Jerk on One End

Robert Hughes, Australian art critic, is also an angler. His little book A Jerk on One End (1999) is subtitled "Reflections of a Mediocre Fisherman". It combines sharp prose and commentary with delightful self-deprecating humor. In Part I, for instance, Hughes muses about seeing:

... To fish at all, even on a humble level, you must notice things: the movement of the water and its patterns, the rocks, the seaweed, the quiver of tiny scattering fish that betrays a bigger predator under them. Time on the pier taught me to concentrate on the visual, for fishing is intensely visual even—perhaps especially—when nothing is happening. It is easy to look, but learning to see is a more gradual business, and it sneaks up on you unconsciously, by stealth. The sign that it is happening is the fact that you are not bored by the absence of the spectacular. ...

... and a little later, a parallel between fishing and writing:

... The fundamental experience of fishing consists of dropping a line into the unknown. You can guess at what is down there; you can make your best estimates based on tide, habitat, feeding patterns, and so forth; but you do not really know. Whatever takes your hook therefore has a character of revelation, even if it's only a flounder. It may be edible or not; thorny, spiny, or beautifully sleek; equipped with gnashing jaws or relatively passive; but there is always, assuming that you aren't sight-fishing, the magic moment when the thing struggling on your line down there could be anything. The similarities between the writer's work and the angler's need not be labored, but they exist: The writer lets down his or her hook into the deposit of memory and experience, the semiconscious fluid—not the dark, abyssal unconscious, which is out of reach, but the tidal zone where word, phrase, idea, and memory circulate in a kind of half-light, forming their unpredicted patterns. With luck, you bring something up. If it is undersize, you toss it back.

... and in Part III, a whimsical-shocking turn of the tables:

Fishing is a cruel sport. All blood sports are, though that is not necessarily a reason for abolishing them. How would you like it if fish and angler were reversed? It is a bright, breezy May day and you are strolling along one of the piers at Malibu. You stop at a vendor's cart and buy a hot dog with mustard and relish. You lean on the railing and take a first bite. Suddenly your gullet is convulsed with a choking pain and a sharp pull snaps your head forward and down. Something hard, sharp, and metallic is stuck in your throat. The shock is completely outside your experience. In an effort to resist it, you run frantically back and forth on the pier, but the pressure is inexorable, and your lungs have begun to fill with blood. Over the side you go, and hit the watr wildly struggling. The unidentifiable force drags you down. On the bed of the bay, something enormous and unknown grabs you and, if you are lucky, kills you with a blow to the back of the head. If you are not so lucky, death comes more slowly by drowning. Either way, perhaps mercifully, you cannot hear or understand the Thing on the seabed chatting to its fellow Things about how well you fought.
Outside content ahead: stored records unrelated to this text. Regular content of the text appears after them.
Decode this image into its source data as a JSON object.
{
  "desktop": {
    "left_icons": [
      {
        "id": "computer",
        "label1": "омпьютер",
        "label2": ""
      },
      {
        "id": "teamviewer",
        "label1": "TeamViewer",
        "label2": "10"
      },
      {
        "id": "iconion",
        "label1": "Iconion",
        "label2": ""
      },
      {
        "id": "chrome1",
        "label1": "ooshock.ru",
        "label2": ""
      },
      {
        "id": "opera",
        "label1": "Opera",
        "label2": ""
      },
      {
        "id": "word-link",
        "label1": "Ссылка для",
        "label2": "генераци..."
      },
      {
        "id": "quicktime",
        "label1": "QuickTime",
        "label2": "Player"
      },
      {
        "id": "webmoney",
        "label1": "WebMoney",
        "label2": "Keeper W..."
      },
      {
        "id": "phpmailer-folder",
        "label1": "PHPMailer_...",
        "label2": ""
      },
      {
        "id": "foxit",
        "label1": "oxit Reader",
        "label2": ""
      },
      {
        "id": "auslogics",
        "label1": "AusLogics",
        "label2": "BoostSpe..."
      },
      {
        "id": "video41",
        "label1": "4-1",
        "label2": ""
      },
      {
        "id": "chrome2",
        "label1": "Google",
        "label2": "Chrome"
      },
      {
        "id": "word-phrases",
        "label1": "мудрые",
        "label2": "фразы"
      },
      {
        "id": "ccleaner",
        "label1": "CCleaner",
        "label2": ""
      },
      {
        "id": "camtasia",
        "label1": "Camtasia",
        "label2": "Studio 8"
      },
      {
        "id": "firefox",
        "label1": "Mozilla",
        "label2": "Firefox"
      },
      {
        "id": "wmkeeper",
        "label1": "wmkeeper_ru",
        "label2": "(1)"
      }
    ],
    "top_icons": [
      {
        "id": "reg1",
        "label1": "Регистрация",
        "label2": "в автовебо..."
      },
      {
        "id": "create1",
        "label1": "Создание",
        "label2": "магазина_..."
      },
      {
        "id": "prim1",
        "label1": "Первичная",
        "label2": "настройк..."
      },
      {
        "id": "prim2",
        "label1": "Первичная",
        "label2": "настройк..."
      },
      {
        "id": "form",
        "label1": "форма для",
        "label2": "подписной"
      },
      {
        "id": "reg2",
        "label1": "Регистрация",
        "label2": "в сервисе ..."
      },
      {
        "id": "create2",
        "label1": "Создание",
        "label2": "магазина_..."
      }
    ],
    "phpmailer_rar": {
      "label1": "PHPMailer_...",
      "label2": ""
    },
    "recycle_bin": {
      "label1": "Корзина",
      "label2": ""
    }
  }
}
Shocking and debatable, yes. Hughes admits that we can't really know what it feels like to be a fish. And Nature in our absence is cruel. But nevertheless, even putting aside an individual fish's potential suffering, there's the larger question of overfishing, extinction of entire species, pollution of waterways and the oceans, etc. Big issues, worth pondering. Hughes addresses them thoughfully.
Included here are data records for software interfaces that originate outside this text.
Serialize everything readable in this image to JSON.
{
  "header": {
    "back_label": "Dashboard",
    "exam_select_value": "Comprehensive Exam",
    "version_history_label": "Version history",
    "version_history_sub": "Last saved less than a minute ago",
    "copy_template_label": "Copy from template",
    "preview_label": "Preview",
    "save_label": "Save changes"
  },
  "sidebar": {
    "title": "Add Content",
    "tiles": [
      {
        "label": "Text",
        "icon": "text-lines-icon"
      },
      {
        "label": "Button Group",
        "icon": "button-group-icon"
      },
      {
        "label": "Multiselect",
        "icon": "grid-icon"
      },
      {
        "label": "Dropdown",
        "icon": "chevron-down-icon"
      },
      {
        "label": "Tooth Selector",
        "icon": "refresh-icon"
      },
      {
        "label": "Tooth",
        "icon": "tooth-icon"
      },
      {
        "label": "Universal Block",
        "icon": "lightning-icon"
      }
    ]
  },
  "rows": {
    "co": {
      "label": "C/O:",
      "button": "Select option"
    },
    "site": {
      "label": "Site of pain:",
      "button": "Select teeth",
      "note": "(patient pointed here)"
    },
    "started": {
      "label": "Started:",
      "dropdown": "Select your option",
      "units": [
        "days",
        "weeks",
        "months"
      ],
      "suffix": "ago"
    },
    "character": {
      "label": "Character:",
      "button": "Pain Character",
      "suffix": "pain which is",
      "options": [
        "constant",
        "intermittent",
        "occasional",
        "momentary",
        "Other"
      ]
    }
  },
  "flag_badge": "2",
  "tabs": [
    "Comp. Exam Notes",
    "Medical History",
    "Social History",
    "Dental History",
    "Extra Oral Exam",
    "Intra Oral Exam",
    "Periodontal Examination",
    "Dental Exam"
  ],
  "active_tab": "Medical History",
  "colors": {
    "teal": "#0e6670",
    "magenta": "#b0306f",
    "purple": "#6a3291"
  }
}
(cf. SeeingAndForgetting (1999-07-15), ArtNewspaper (2001-08-04), Omnivore's Dilemma (2009-05-16), ...) - ^z- 2009-12-24